____ DATASET ENTRIES

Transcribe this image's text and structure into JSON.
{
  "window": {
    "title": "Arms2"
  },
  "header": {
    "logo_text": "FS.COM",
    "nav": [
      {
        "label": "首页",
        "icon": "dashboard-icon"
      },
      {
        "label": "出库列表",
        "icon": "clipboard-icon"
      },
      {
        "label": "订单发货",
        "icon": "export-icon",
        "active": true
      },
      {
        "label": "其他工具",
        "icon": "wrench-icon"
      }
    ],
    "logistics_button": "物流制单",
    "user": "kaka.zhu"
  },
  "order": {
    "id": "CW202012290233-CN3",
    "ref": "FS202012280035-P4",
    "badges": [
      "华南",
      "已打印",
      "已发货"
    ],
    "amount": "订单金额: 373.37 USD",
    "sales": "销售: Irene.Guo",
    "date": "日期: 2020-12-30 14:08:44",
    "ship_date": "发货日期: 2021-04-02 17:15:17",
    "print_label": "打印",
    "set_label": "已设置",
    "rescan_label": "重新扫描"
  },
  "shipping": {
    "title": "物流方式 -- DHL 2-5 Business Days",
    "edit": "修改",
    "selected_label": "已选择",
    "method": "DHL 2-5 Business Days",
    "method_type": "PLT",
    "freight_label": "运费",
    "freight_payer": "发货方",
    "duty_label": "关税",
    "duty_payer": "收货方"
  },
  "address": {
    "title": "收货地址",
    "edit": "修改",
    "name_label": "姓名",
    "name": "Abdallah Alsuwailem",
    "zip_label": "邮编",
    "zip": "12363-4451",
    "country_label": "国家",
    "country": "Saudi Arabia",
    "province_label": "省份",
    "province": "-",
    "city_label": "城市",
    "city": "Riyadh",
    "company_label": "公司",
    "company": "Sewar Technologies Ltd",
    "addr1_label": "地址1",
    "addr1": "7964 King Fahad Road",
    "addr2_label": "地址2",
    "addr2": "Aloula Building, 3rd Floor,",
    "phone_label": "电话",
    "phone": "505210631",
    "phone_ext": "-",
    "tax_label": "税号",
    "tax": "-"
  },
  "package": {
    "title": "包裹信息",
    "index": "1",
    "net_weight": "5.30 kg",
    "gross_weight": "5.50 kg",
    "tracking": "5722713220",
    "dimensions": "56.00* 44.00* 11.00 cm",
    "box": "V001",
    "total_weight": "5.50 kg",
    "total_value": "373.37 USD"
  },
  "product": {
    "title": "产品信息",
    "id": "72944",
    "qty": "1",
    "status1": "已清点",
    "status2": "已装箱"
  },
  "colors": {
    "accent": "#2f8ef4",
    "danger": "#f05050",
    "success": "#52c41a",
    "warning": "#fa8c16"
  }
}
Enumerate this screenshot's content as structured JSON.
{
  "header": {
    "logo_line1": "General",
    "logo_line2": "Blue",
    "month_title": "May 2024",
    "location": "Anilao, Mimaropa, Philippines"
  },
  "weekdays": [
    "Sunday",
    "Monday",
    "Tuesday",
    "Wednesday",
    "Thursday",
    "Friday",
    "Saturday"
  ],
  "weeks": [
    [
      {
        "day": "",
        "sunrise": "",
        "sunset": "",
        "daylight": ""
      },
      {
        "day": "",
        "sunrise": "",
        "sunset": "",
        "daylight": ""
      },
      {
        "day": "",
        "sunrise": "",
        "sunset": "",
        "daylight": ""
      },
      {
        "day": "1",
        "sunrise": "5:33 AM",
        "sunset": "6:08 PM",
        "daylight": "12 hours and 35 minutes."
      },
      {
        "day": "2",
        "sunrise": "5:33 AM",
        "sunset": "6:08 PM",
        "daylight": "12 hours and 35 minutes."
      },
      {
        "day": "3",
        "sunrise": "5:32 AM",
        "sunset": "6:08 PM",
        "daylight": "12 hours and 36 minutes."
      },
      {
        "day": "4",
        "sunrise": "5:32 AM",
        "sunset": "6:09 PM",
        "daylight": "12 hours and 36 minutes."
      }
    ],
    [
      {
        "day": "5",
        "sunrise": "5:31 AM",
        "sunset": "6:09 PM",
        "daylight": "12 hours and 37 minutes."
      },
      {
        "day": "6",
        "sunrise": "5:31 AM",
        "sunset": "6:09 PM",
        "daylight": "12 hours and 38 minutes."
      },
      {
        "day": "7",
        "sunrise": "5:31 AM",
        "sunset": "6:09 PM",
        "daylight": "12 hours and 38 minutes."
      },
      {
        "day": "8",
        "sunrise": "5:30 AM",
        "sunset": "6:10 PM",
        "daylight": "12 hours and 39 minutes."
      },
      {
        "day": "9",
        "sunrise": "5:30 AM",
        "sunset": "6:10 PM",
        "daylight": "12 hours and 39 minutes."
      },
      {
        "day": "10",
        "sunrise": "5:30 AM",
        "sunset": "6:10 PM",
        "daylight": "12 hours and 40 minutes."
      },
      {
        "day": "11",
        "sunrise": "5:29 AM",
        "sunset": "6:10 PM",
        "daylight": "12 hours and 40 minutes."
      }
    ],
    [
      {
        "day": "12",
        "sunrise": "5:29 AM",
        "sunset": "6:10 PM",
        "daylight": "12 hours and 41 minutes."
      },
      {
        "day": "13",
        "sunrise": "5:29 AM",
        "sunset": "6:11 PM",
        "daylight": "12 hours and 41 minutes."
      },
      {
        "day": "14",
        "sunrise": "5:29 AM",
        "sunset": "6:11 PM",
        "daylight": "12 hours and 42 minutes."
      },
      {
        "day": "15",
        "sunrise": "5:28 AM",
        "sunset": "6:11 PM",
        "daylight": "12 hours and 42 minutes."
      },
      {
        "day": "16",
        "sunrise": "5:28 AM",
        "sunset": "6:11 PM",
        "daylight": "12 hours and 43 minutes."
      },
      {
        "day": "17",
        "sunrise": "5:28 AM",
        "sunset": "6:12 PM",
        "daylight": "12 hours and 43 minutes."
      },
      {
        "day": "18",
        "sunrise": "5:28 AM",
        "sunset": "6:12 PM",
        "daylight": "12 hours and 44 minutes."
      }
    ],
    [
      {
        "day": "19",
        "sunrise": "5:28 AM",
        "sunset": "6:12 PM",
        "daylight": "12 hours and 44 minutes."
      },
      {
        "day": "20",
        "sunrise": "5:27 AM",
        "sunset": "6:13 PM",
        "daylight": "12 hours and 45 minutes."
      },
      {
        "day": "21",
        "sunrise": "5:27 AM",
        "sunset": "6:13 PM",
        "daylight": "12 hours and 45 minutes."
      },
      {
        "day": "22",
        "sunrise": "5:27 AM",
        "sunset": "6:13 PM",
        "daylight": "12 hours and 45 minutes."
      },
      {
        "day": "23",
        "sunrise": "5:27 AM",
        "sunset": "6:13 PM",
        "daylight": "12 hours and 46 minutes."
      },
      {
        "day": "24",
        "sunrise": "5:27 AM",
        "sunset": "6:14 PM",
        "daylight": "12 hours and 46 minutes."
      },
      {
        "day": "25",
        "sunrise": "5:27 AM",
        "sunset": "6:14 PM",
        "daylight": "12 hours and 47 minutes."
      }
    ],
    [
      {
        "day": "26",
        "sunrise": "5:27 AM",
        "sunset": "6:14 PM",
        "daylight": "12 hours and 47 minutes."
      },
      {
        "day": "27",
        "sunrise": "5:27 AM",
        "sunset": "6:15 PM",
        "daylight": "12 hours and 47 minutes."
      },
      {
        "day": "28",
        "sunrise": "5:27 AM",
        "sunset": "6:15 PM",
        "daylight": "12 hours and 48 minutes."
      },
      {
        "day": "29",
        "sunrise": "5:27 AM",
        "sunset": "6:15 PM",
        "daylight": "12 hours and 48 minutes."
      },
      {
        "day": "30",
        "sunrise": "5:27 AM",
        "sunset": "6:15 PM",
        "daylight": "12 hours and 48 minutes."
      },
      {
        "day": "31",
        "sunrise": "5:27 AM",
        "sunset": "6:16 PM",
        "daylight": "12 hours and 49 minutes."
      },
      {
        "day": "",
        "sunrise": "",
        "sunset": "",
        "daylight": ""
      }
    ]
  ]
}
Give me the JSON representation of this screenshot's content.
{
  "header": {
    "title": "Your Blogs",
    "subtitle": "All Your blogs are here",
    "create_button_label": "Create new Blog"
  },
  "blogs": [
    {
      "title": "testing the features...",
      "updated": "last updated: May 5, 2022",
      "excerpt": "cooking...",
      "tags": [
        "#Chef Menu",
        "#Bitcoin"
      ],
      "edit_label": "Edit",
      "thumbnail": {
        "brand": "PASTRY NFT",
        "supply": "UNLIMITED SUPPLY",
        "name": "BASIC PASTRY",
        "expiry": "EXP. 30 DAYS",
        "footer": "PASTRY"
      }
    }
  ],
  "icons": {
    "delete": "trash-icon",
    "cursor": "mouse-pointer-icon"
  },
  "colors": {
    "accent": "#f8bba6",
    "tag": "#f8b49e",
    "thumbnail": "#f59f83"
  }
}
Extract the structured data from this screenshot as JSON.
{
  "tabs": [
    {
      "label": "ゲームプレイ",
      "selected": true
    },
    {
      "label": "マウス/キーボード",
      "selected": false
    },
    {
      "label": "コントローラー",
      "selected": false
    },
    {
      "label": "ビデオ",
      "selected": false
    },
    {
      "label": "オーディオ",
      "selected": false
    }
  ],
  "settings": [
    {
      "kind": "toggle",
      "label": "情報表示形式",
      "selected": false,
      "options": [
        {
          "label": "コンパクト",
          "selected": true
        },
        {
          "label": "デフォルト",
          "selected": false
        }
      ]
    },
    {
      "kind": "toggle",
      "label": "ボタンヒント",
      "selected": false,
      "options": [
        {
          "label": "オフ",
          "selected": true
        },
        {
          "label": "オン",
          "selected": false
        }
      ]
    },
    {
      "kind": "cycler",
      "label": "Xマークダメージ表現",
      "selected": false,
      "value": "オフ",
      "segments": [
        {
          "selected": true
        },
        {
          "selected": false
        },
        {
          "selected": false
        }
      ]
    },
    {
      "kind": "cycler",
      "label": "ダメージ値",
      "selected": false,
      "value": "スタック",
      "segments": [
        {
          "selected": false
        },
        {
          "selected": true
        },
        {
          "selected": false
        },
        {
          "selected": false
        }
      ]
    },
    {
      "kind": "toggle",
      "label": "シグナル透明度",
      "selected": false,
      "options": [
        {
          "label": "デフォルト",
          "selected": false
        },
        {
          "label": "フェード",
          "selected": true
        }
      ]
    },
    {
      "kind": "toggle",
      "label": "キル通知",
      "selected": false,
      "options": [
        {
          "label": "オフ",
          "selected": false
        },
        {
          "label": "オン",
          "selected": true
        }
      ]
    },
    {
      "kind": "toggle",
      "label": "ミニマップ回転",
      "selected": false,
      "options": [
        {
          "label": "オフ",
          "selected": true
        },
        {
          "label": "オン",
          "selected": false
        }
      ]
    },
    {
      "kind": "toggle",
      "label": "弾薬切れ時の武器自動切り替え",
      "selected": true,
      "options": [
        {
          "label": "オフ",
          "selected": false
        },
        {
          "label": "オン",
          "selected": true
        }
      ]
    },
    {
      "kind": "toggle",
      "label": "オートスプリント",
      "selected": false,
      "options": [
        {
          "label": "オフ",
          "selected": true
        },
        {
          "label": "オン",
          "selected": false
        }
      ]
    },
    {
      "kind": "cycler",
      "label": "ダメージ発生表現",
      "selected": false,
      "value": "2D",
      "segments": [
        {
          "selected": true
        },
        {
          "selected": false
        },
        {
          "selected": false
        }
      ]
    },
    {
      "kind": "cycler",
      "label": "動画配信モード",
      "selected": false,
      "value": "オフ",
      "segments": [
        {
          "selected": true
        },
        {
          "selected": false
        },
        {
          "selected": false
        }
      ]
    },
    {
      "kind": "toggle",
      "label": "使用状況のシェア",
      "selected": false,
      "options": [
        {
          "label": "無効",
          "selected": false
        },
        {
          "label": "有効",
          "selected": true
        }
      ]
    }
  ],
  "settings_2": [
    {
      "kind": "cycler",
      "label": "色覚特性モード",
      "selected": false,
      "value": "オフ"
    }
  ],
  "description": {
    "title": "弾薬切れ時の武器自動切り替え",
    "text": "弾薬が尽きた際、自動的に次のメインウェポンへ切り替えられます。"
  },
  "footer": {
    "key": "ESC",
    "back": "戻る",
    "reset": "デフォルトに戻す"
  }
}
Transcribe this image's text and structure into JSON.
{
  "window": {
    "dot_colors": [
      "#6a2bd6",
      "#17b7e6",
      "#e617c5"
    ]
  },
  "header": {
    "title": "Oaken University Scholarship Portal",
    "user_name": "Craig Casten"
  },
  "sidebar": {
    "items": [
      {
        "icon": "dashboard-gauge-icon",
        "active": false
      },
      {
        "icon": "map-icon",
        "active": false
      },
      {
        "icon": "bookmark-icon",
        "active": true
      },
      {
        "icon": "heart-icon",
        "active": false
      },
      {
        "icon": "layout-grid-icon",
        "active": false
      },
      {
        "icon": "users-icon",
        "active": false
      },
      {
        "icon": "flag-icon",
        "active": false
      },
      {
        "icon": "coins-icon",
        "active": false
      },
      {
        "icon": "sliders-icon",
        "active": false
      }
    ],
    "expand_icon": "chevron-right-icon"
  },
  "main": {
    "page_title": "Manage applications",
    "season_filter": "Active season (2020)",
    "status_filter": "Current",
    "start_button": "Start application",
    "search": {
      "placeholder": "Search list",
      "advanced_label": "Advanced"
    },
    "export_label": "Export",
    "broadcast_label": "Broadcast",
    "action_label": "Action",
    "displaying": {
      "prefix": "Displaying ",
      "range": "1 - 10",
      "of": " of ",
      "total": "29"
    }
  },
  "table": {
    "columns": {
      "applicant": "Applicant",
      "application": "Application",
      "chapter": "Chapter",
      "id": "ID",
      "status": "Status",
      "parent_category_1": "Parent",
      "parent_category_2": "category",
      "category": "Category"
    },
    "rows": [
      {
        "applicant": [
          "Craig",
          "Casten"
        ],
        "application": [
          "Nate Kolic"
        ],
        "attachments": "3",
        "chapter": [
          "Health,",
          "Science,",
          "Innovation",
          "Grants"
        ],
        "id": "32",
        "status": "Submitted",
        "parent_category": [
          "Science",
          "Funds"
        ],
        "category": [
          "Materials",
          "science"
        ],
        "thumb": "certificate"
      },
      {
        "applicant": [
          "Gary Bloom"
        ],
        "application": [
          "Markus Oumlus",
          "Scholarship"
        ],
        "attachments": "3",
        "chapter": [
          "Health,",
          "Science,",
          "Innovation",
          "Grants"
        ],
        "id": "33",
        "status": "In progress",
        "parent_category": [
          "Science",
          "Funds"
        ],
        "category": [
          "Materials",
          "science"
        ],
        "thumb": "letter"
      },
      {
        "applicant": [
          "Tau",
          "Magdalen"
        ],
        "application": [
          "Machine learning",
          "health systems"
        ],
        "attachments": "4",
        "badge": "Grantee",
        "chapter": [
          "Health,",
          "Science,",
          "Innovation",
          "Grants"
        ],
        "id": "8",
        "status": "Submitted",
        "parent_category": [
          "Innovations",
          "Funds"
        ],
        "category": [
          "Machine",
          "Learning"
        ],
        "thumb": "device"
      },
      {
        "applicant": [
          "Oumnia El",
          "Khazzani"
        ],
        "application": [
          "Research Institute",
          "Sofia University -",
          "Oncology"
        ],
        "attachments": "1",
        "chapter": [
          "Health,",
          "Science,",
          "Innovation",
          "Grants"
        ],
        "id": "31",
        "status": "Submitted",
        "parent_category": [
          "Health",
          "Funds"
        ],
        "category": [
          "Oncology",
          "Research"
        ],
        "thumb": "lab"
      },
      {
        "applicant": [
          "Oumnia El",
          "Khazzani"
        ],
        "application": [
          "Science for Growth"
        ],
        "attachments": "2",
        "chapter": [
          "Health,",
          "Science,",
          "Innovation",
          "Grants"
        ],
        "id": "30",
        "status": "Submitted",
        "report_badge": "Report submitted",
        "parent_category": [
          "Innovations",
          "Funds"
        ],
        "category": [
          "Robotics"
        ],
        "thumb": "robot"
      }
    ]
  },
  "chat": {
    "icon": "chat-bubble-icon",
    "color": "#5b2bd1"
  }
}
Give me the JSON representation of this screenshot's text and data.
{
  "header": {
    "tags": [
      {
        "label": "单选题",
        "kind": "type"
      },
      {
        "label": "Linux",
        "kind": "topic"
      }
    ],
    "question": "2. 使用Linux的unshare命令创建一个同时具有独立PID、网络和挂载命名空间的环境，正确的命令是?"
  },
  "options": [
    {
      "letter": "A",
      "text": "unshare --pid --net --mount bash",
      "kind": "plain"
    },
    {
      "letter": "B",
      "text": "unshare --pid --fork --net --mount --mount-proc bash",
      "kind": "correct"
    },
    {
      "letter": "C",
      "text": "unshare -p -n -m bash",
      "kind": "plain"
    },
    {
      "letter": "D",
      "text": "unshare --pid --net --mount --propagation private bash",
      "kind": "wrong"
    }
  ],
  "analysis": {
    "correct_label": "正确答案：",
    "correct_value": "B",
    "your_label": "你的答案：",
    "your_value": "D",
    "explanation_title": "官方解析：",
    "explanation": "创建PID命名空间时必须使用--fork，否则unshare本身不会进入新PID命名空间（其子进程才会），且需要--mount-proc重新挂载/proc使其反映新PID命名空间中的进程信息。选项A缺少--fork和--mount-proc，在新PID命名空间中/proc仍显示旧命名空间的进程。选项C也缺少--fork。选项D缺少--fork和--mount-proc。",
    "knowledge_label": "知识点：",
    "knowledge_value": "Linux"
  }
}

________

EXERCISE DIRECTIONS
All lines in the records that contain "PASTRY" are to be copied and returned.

RESPONSE
        "brand": "PASTRY NFT",
        "name": "BASIC PASTRY",
        "footer": "PASTRY"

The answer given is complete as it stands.